pg_prepare($con, "prepare1", $query) 
    or die ("Cannot prepare statement\n"); 

pg_execute($con, "prepare1", array($id, $name, $price))
    or die ("Cannot execute statement\n"); 

echo "Row successfully inserted\n";

pg_close($con); 

We add a row to the cars table. We use a prepared query.

$id = 9;
$name = "BMW";
$price = 36000;

We have three variables that will be used to build a query. These values could come e.g. from a web form.

$query = "INSERT INTO cars VALUES($1, $2, $3)"; 

This is an SQL query with $1, $2, and $3 placeholders. The placeholders will be filled later.

pg_prepare($con, "prepare1", $query) 
    or die ("Cannot prepare statement\n"); 

Here we prepare a query by calling the pg_prepare() function. The second parameter of the function is the name of the prepared statement. It must be unique per-connection. Prepared statements are faster and guard against SQL injection attacks.

pg_execute($con, "prepare1", array($id, $name, $price))
    or die ("Cannot execute statement\n"); 

The pg_execute() function sends a request to execute a prepared statement with given parameters, and waits for the result. The values are bound to the placeholders.

$ php prepared.php
Row successfully inserted

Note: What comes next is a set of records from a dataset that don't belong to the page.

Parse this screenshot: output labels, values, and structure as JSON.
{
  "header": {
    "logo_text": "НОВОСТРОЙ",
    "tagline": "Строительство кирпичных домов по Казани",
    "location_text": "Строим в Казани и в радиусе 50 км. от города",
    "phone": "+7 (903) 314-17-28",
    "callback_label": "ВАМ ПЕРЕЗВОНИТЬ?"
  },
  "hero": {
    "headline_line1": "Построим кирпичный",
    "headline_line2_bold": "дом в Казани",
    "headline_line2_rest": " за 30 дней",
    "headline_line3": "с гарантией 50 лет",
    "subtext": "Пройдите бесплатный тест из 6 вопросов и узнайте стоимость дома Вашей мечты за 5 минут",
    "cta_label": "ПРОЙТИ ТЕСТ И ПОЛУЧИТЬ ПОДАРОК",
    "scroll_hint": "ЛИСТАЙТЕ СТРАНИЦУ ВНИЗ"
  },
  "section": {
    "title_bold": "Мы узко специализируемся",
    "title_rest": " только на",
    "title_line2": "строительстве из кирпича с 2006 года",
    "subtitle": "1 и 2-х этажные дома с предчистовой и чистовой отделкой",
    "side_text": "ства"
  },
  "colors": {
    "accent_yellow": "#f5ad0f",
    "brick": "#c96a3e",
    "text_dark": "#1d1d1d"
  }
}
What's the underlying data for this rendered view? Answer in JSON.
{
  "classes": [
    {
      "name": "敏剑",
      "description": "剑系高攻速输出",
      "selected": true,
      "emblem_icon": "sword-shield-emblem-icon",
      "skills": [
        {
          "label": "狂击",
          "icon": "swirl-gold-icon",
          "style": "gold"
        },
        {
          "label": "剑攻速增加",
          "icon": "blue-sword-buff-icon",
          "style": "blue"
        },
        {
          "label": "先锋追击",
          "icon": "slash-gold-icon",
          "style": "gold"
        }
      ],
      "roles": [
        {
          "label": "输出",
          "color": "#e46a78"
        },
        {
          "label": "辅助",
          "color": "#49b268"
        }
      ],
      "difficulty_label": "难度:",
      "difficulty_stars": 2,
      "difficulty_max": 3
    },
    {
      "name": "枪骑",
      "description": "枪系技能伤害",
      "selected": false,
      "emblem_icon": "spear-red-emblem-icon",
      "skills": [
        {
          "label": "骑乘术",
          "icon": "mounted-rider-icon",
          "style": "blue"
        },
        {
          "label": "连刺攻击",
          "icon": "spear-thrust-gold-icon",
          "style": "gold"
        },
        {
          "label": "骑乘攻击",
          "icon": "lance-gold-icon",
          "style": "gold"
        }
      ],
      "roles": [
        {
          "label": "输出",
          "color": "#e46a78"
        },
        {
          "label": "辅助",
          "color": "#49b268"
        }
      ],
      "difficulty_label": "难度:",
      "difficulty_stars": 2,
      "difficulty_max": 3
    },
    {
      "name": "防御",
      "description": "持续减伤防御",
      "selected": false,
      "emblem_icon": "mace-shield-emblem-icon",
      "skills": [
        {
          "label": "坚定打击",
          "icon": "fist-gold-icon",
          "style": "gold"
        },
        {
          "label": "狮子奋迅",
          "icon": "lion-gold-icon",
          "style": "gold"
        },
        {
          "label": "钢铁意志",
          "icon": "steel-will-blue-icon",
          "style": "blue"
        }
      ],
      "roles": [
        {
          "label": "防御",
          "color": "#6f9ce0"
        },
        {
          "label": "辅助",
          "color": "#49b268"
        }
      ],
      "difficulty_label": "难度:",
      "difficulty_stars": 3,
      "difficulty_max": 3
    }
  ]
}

testdb=# SELECT * FROM cars;
 id |    name    | price  
----+------------+--------
  1 | Audi       |  52642
  2 | Mercedes   |  57127
  3 | Skoda      |   9000
  4 | Volvo      |  29000
  5 | Bentley    | 350000
  6 | Citroen    |  21000
  7 | Hummer     |  41400
  8 | Volkswagen |  21606
  9 | BMW        |  36000
(9 rows)

We have inserted a new car into the table.

Sources

The PostgreSQL PHP manual and the PostgreSQL documentation were consulted to create this tutorial.

This was an introductory chapter to PostgreSQL PHP tutorial.